If you get an error message on the screen which says

"Failed to connect to Microsoft Single Sign-on Service. To configure, please ensure the service is running"

go to Services and start the "Microsoft Single Sign-on Service" and refresh the Manage Single Sign-on page.

2: Select Manage server settings under Server settings


3: Enter all required information in the "Manage Server Settings for Single Sign-On".  and submit the form.


If you get an error message which says "You don't have rights", go back to the services and change the Logon credentials for "Microsoft Single Sign-on Service" to the exact domain account you will be using for the "Account name" shown in the screen shot.

Once the submit is successful you will be redirected back to the main screen. You will now see the "Manage encryption key" link enabled. If you click on it, you will be able to create,backup and restore encryption keys used in SSO operations.

4: Next step is creating a new Enterprise Application Definition.

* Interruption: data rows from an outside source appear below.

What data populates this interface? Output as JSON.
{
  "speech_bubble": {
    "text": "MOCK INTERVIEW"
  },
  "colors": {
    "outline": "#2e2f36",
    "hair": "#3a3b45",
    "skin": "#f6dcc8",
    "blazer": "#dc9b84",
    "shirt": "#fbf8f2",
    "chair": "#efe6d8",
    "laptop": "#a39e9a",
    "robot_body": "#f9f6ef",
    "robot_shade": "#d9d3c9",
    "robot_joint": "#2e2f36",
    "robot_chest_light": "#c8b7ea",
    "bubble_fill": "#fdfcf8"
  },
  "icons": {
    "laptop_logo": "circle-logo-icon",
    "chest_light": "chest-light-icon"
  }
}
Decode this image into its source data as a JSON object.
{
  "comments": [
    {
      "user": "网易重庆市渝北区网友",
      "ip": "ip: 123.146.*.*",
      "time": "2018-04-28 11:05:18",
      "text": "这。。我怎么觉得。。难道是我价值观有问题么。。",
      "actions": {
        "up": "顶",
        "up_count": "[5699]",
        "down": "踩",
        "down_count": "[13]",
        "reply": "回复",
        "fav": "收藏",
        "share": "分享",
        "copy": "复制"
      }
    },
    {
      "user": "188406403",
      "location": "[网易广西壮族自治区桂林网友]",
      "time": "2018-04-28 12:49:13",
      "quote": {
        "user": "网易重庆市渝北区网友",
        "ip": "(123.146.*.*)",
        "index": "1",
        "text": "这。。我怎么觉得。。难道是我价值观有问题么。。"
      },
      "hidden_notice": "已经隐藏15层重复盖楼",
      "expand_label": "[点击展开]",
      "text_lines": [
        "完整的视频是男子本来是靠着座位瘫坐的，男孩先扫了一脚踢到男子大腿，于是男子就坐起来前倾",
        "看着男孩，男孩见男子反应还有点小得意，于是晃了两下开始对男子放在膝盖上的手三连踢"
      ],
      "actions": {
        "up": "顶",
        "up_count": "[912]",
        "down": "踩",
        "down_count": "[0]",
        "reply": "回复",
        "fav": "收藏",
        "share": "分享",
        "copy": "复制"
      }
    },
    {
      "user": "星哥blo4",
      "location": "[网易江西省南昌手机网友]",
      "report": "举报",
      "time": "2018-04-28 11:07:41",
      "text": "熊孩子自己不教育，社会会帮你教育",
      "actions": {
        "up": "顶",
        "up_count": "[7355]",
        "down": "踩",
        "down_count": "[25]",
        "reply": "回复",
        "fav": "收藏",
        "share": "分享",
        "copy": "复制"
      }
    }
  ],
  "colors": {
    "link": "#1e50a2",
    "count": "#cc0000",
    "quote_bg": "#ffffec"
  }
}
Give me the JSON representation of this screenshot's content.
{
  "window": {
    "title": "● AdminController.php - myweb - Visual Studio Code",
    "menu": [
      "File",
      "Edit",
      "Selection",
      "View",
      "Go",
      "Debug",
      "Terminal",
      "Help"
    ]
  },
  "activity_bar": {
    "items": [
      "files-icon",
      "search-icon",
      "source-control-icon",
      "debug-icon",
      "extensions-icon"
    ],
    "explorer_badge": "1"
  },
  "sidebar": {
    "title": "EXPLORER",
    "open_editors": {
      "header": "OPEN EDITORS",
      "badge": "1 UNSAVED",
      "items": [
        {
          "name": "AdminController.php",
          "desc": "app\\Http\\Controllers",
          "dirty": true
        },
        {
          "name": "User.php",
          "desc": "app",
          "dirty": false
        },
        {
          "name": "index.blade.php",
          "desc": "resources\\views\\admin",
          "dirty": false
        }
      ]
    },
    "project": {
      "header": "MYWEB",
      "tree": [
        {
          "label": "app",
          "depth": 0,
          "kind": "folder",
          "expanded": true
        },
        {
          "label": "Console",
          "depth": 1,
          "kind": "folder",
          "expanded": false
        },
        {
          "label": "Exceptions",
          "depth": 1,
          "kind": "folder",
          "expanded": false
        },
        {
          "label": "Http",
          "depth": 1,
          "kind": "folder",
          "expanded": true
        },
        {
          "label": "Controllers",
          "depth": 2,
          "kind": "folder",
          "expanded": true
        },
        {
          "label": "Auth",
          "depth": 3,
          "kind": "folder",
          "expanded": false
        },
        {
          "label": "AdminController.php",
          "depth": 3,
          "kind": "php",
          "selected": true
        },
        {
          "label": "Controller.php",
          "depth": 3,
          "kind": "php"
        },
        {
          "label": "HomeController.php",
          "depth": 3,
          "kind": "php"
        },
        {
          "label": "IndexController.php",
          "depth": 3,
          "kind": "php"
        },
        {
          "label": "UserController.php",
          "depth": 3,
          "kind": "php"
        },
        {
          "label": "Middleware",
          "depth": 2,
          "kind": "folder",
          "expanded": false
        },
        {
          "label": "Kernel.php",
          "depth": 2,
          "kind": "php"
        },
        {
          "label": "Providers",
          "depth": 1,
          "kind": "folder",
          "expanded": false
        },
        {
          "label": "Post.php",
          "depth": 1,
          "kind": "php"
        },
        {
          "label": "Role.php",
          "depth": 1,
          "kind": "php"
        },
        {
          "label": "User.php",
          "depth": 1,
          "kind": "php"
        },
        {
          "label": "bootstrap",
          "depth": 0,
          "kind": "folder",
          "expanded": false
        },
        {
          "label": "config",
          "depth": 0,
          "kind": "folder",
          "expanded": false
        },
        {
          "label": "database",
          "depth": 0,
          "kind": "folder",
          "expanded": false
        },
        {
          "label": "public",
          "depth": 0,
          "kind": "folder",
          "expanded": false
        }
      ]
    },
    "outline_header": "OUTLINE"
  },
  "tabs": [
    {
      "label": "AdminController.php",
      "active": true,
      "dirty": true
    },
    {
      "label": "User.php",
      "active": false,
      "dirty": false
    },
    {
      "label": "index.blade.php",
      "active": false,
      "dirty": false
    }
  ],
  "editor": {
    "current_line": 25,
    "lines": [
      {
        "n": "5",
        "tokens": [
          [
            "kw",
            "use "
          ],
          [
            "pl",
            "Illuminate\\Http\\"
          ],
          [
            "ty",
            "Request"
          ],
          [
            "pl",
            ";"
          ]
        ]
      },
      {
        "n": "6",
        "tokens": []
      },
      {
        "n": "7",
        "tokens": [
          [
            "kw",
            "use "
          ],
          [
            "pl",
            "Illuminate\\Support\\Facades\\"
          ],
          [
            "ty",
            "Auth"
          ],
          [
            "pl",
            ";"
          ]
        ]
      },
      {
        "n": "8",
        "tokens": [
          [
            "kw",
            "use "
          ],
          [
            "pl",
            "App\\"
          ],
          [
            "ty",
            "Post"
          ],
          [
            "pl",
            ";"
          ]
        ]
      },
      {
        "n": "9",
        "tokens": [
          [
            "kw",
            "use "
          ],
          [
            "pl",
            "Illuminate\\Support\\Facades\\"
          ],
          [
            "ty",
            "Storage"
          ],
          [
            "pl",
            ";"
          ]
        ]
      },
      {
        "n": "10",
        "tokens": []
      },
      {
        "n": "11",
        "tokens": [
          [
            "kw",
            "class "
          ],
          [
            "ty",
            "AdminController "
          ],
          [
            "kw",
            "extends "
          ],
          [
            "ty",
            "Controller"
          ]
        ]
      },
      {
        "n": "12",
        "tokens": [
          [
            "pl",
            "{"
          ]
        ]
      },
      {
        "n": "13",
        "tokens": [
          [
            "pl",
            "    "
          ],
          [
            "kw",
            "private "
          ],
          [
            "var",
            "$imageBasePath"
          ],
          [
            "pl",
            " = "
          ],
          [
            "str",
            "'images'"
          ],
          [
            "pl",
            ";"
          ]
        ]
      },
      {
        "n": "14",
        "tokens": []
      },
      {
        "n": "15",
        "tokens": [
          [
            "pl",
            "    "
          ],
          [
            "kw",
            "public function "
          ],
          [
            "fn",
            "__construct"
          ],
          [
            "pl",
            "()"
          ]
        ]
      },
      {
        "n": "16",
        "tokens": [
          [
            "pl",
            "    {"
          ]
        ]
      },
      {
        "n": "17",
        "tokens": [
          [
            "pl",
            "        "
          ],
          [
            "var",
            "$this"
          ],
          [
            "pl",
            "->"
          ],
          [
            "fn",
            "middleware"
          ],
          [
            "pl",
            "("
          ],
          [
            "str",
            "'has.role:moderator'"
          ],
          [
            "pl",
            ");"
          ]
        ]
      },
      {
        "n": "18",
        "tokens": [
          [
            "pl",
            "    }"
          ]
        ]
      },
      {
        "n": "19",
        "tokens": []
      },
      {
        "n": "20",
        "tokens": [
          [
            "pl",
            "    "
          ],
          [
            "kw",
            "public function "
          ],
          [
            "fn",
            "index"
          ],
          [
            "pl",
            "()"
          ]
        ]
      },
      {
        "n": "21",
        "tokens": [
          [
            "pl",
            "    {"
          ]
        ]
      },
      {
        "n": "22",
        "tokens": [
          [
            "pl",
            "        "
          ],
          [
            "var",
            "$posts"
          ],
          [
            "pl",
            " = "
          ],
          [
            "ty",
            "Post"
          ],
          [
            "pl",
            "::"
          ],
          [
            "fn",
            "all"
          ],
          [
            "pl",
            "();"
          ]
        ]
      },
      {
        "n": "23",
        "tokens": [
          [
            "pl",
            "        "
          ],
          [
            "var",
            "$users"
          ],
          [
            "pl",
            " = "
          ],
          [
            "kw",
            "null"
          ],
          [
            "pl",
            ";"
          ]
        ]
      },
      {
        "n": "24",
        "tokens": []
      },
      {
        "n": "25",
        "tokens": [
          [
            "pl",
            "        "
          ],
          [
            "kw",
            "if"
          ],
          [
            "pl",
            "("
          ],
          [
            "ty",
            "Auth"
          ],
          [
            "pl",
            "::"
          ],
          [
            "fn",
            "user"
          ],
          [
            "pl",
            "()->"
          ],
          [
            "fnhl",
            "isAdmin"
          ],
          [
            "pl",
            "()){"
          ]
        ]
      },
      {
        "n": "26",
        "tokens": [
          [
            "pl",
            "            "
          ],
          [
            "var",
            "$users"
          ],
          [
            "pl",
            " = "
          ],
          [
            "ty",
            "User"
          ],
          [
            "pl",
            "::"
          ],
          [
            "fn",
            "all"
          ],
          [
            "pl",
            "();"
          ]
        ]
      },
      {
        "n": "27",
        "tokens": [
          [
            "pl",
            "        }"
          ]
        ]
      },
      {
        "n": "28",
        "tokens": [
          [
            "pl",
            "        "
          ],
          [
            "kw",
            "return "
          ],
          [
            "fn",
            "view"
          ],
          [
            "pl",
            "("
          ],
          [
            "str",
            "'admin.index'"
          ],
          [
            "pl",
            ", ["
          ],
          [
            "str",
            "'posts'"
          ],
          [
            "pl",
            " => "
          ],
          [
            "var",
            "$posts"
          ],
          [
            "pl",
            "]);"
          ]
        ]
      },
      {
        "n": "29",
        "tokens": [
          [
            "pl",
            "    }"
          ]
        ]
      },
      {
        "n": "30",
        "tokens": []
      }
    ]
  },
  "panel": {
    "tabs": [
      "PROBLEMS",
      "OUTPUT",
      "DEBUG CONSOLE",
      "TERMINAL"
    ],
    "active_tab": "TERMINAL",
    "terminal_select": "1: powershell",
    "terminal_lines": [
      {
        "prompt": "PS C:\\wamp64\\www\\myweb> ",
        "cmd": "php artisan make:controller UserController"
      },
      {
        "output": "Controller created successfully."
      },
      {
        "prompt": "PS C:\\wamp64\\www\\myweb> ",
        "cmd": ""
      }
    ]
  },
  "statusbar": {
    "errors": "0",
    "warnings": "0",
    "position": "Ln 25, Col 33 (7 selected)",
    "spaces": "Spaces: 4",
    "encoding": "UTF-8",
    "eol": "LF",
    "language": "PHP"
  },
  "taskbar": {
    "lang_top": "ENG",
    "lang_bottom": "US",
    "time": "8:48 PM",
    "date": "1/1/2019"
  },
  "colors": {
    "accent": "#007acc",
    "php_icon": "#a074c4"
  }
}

Click on "Manage settings for enterprise application definitions" and then "New Item"


5: Fill in the information as shown in the screen shots below



Note that username and password are 2 login credentials that we need apart from the datasource (which we will define using Share Point Designer — SPD) to access the SQL Server database. In terms of external ERP systems, you can define all the login elements required in this screen. Once you have entered all the information, submit the form.

6: Next option is to set up account information. (select the 2nd option under "Enterprise Application Definition Settings). The screen that loads will enable you to setup new account information. I had created a domain group called SSO Users, but you can use any valid group in your domain.


On the next screen, we enter our SQL Server username and password. Recollect that I had created an user named "ssoDemoUser"


Select "Done" on the next form.

7: Next is configuring the data source using SPD.  In SPD, open Data Source Library under Task Panes and select Database Connections — Connect to a database.


Select Configure Database Connection


In the Configure Database Connection, key in the server and for authentication select SSO


In the Single Sign-On settings, key in the following information (DemoSSOApplication was the application name we defined in the enterprise application definition)


If the connection is successful, you will see the next screen where you can pick the option to run a SQL command or stored procedure.  Select the "specify custom Select" option to enter custom queries.


Select "Edit Command" button to enter a SQL statement


Select "OK" to all other forms.

8: You will now see a "Custom Query" section under


Drag and Drop the Custom Query to any page in your site. Check-in and Publish the page. You will now be able to see a web part displaying the query results from the database.


Pretty cool?

This is just a basic demo of showing MOSS SSO features. It is a powerful feature within MOSS 2007 to access disparate data sources securely.